#### WHAT IS EXPECTED:
Isolate every line in the records below with "JSON" in it.

[Records from a dataset]

▬▬▬

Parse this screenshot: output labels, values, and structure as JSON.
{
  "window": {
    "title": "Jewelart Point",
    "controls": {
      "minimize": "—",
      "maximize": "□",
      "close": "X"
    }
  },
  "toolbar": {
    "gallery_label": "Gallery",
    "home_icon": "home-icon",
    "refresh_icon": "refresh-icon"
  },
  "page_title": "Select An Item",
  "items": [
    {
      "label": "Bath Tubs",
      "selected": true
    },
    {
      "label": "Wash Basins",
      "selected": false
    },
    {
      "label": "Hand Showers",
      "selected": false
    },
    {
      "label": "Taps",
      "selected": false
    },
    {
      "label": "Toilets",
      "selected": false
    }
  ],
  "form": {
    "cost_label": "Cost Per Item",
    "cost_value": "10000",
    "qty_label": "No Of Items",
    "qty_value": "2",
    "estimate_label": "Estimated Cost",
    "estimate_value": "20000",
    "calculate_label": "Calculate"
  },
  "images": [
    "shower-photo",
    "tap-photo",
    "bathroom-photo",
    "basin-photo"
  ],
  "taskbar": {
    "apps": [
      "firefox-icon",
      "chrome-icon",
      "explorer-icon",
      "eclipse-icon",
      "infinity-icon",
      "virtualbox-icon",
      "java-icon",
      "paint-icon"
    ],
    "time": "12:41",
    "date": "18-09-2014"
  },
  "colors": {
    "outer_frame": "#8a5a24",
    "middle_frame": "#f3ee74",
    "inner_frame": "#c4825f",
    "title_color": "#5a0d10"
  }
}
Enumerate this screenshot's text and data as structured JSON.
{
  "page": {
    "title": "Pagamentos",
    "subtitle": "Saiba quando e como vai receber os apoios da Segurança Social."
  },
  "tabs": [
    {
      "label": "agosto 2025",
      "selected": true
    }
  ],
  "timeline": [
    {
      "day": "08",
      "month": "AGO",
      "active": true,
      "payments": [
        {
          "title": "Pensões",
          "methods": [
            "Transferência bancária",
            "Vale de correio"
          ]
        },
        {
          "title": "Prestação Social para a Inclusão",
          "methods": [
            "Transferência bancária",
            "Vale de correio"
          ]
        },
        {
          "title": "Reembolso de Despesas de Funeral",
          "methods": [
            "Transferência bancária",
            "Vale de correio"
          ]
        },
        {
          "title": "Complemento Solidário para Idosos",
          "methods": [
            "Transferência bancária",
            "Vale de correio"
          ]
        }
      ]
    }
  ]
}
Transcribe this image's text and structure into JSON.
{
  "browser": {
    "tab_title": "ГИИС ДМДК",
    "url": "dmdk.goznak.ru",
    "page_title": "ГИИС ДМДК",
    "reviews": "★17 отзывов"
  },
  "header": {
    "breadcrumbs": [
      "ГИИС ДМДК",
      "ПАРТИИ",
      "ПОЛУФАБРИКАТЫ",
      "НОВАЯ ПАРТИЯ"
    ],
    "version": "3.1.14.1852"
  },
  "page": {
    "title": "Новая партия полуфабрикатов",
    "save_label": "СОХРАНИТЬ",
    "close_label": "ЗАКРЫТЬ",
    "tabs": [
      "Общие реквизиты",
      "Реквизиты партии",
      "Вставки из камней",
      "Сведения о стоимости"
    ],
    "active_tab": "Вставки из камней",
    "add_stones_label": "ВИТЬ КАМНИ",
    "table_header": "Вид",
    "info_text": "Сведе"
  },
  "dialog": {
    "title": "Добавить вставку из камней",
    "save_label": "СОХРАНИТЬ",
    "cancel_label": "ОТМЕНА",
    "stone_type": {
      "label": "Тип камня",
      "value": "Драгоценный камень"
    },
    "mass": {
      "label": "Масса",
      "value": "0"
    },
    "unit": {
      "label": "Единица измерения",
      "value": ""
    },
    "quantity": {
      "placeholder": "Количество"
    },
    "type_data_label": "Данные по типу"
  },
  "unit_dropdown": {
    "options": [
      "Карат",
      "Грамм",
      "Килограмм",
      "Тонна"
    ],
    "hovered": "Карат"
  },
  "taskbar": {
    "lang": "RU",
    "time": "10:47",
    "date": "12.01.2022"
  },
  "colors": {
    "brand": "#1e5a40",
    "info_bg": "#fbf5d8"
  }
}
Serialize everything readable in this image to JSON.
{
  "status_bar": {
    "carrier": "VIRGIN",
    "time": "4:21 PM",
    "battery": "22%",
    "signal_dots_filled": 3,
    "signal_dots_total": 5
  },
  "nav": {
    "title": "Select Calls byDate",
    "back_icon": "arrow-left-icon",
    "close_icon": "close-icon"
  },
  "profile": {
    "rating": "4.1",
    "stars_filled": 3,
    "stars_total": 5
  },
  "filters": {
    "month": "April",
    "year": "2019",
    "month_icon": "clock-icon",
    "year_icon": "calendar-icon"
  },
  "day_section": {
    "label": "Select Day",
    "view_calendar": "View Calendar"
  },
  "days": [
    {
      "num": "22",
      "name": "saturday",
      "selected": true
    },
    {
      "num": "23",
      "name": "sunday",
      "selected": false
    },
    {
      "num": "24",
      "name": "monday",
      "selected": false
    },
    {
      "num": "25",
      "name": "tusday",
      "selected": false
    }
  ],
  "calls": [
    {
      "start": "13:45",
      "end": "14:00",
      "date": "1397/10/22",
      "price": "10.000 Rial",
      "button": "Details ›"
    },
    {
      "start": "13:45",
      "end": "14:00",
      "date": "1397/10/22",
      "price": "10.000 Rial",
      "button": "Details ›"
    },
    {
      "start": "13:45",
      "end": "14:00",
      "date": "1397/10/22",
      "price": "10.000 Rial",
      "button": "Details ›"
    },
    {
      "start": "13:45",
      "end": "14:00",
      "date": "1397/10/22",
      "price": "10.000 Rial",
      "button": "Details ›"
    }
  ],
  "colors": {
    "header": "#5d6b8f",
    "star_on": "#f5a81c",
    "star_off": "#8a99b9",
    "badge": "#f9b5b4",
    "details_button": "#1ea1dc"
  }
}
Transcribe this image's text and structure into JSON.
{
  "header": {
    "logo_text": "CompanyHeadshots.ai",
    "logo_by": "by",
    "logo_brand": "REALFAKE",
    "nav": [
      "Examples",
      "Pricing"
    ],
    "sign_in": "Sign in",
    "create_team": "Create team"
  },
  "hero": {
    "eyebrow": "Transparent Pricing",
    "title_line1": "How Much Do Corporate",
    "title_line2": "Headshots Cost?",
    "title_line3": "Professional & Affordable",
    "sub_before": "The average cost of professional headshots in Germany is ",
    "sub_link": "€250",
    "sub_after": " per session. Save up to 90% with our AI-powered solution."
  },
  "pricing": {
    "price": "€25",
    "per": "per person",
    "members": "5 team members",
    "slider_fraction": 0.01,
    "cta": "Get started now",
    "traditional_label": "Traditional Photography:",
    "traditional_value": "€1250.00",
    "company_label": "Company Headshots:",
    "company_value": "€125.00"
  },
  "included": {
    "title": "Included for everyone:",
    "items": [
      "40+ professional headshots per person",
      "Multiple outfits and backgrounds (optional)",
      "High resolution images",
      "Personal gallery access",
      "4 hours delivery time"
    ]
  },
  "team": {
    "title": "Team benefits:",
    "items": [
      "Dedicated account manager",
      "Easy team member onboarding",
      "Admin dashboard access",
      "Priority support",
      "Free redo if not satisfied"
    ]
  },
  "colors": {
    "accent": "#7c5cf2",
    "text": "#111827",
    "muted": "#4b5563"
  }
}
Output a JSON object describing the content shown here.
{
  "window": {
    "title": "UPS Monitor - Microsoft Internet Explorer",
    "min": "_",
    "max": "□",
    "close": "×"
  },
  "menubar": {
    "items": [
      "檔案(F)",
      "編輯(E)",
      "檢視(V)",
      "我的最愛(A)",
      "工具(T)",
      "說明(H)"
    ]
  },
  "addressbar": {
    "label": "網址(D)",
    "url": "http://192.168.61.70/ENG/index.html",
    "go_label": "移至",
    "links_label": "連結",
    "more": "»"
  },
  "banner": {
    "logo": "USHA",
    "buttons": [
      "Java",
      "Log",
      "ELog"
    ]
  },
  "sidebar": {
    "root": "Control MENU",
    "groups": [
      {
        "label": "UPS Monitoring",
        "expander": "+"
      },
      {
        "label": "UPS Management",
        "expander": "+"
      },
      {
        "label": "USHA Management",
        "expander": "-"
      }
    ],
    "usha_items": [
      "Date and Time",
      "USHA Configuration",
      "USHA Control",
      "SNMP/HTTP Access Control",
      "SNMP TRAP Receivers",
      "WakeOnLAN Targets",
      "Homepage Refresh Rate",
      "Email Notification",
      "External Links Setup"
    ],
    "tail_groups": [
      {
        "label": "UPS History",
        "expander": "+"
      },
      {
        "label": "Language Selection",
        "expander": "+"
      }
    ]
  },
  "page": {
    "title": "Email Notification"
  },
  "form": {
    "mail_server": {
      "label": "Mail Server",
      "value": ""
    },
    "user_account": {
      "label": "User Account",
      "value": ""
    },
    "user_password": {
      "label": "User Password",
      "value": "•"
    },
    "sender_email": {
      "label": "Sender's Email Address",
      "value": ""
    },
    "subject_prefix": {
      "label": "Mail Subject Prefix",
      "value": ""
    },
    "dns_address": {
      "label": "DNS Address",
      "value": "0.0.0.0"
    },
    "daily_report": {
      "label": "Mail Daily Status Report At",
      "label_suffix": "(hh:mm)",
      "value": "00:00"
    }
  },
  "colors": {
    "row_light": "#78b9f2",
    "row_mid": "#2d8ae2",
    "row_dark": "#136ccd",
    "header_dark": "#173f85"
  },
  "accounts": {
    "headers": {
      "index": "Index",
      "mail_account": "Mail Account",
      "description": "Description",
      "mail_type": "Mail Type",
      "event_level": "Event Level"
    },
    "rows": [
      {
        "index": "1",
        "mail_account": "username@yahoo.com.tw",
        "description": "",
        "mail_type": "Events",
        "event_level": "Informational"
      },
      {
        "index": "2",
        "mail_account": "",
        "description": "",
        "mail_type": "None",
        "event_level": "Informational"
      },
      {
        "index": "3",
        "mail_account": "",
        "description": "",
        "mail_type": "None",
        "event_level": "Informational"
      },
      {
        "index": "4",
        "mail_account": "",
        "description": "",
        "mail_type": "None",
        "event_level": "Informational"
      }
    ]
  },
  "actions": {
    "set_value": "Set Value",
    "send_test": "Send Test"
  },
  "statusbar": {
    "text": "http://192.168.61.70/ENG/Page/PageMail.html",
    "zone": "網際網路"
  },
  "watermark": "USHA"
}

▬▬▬

#### SOLVED EXERCISE:
Parse this screenshot: output labels, values, and structure as JSON.
Enumerate this screenshot's text and data as structured JSON.
Transcribe this image's text and structure into JSON.
Serialize everything readable in this image to JSON.
Transcribe this image's text and structure into JSON.
Output a JSON object describing the content shown here.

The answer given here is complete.